***** Task inputs

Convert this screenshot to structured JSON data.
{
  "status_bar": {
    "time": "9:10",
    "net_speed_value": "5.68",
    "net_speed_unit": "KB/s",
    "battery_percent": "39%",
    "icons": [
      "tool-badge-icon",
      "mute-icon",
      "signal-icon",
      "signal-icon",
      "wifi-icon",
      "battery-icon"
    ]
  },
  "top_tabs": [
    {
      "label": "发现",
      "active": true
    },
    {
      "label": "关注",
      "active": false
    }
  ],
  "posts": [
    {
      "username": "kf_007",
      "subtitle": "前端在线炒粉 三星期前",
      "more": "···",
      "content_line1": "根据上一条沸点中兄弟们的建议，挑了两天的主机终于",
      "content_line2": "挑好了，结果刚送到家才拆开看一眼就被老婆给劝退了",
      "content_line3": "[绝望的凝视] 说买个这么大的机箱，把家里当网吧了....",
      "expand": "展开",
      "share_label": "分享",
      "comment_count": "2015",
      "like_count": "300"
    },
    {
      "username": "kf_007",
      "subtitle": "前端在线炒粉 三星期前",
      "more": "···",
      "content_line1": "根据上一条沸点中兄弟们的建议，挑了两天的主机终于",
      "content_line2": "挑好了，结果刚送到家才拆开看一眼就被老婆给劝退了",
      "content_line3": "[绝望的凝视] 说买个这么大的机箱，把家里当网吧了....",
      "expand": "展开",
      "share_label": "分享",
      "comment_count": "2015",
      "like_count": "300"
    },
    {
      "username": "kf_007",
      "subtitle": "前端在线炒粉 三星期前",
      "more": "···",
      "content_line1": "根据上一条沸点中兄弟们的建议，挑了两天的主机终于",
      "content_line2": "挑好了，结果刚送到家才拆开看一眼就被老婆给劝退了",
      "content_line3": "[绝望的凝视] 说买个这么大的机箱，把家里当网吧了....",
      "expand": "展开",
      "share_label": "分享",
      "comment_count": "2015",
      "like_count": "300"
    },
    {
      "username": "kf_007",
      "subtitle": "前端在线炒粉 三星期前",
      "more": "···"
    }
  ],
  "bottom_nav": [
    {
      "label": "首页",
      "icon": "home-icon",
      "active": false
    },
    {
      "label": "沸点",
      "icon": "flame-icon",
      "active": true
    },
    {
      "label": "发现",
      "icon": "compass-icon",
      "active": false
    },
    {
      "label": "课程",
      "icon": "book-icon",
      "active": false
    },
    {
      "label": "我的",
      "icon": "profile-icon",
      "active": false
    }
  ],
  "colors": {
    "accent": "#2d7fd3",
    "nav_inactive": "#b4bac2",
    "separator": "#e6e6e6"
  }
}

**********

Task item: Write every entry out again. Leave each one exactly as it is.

Solution:
Convert this screenshot to structured JSON data.
{
  "status_bar": {
    "time": "9:10",
    "net_speed_value": "5.68",
    "net_speed_unit": "KB/s",
    "battery_percent": "39%",
    "icons": [
      "tool-badge-icon",
      "mute-icon",
      "signal-icon",
      "signal-icon",
      "wifi-icon",
      "battery-icon"
    ]
  },
  "top_tabs": [
    {
      "label": "发现",
      "active": true
    },
    {
      "label": "关注",
      "active": false
    }
  ],
  "posts": [
    {
      "username": "kf_007",
      "subtitle": "前端在线炒粉 三星期前",
      "more": "···",
      "content_line1": "根据上一条沸点中兄弟们的建议，挑了两天的主机终于",
      "content_line2": "挑好了，结果刚送到家才拆开看一眼就被老婆给劝退了",
      "content_line3": "[绝望的凝视] 说买个这么大的机箱，把家里当网吧了....",
      "expand": "展开",
      "share_label": "分享",
      "comment_count": "2015",
      "like_count": "300"
    },
    {
      "username": "kf_007",
      "subtitle": "前端在线炒粉 三星期前",
      "more": "···",
      "content_line1": "根据上一条沸点中兄弟们的建议，挑了两天的主机终于",
      "content_line2": "挑好了，结果刚送到家才拆开看一眼就被老婆给劝退了",
      "content_line3": "[绝望的凝视] 说买个这么大的机箱，把家里当网吧了....",
      "expand": "展开",
      "share_label": "分享",
      "comment_count": "2015",
      "like_count": "300"
    },
    {
      "username": "kf_007",
      "subtitle": "前端在线炒粉 三星期前",
      "more": "···",
      "content_line1": "根据上一条沸点中兄弟们的建议，挑了两天的主机终于",
      "content_line2": "挑好了，结果刚送到家才拆开看一眼就被老婆给劝退了",
      "content_line3": "[绝望的凝视] 说买个这么大的机箱，把家里当网吧了....",
      "expand": "展开",
      "share_label": "分享",
      "comment_count": "2015",
      "like_count": "300"
    },
    {
      "username": "kf_007",
      "subtitle": "前端在线炒粉 三星期前",
      "more": "···"
    }
  ],
  "bottom_nav": [
    {
      "label": "首页",
      "icon": "home-icon",
      "active": false
    },
    {
      "label": "沸点",
      "icon": "flame-icon",
      "active": true
    },
    {
      "label": "发现",
      "icon": "compass-icon",
      "active": false
    },
    {
      "label": "课程",
      "icon": "book-icon",
      "active": false
    },
    {
      "label": "我的",
      "icon": "profile-icon",
      "active": false
    }
  ],
  "colors": {
    "accent": "#2d7fd3",
    "nav_inactive": "#b4bac2",
    "separator": "#e6e6e6"
  }
}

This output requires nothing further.